The lines needed are those below that contain the word "JSON"; copy each one.

** Available data follows **

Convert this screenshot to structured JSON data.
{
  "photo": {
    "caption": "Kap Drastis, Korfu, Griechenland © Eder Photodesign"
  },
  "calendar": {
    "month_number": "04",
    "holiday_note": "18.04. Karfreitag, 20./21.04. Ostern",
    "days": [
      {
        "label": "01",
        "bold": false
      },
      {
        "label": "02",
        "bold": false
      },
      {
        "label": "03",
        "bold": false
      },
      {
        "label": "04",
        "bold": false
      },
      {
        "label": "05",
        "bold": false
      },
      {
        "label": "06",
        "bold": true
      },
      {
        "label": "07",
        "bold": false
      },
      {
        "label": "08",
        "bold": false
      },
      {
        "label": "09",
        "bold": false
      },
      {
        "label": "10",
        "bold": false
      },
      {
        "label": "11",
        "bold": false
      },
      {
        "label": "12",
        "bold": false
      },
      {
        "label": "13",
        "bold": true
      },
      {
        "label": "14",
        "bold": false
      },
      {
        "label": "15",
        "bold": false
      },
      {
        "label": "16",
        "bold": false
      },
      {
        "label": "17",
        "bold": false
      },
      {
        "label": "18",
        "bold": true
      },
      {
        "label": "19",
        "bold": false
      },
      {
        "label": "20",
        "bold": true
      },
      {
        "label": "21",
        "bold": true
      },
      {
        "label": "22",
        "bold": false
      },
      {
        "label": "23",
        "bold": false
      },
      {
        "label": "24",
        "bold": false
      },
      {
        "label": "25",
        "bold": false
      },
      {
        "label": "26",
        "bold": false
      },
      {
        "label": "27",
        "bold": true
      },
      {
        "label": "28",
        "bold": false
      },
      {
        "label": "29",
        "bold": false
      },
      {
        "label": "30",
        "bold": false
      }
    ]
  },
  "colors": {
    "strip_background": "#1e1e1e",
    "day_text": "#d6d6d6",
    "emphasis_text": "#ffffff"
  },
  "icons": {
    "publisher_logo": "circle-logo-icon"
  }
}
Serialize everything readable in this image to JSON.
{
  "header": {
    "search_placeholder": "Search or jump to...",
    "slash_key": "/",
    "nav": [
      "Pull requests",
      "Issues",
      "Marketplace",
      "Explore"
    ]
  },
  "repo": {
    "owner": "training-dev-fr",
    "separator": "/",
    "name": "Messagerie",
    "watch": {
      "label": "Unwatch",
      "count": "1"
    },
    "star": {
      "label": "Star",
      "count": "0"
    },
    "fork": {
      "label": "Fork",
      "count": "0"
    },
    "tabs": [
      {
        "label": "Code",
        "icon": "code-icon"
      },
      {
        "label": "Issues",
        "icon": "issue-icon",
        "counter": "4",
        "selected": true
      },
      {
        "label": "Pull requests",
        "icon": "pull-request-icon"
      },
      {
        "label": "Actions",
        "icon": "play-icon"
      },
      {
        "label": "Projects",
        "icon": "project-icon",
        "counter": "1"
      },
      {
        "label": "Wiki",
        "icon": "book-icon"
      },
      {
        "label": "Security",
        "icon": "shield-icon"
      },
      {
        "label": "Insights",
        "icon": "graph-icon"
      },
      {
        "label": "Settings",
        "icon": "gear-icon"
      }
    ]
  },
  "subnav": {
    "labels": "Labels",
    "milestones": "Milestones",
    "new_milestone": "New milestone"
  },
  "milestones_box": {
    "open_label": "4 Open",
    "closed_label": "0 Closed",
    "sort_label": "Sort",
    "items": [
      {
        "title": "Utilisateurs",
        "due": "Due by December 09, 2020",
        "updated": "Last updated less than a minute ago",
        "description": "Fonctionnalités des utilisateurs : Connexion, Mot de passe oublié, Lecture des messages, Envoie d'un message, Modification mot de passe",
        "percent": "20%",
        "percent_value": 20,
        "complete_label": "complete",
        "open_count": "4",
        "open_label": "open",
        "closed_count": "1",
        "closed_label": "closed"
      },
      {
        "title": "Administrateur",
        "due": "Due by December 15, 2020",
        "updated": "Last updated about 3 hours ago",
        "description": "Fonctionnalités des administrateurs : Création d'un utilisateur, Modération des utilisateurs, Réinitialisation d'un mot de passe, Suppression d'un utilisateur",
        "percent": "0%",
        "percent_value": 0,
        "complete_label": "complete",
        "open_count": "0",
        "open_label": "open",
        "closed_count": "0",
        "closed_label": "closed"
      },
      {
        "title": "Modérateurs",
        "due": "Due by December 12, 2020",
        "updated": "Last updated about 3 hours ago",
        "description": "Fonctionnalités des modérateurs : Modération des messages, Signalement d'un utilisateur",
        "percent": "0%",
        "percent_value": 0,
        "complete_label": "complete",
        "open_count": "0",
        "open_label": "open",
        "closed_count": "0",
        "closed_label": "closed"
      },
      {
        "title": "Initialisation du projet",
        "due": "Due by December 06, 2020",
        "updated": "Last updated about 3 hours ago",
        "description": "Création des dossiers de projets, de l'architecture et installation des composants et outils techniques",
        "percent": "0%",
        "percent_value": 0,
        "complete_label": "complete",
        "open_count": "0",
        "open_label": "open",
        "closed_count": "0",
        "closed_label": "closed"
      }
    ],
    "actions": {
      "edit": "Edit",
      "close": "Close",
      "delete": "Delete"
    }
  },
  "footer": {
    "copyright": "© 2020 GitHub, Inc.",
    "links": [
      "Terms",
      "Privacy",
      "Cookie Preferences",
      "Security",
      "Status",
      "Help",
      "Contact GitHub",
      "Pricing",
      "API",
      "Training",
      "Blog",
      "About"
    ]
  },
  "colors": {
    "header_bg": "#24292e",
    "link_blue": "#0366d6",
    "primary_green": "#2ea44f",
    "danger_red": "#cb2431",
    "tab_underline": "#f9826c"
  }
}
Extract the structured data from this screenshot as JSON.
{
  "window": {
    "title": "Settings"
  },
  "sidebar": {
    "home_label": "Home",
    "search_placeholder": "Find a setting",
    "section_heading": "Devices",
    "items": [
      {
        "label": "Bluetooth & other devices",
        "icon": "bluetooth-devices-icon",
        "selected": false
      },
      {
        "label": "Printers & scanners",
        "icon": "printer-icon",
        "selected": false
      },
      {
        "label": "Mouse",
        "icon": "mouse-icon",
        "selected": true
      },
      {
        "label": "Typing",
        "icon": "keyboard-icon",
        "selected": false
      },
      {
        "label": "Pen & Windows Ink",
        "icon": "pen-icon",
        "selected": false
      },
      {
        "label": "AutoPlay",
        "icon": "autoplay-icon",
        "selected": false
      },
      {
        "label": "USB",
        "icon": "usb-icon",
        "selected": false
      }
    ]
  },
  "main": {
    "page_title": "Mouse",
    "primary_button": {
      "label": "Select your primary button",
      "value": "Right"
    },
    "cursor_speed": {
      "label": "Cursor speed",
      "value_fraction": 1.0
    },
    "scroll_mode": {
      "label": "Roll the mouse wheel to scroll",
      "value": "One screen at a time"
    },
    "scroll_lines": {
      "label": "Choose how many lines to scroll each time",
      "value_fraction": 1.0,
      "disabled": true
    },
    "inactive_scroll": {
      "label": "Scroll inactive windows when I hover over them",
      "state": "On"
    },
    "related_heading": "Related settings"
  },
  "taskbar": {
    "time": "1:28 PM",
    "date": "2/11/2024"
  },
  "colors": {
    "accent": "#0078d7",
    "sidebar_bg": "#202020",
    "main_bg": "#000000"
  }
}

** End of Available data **

(Your response):
Convert this screenshot to structured JSON data.
Serialize everything readable in this image to JSON.
Extract the structured data from this screenshot as JSON.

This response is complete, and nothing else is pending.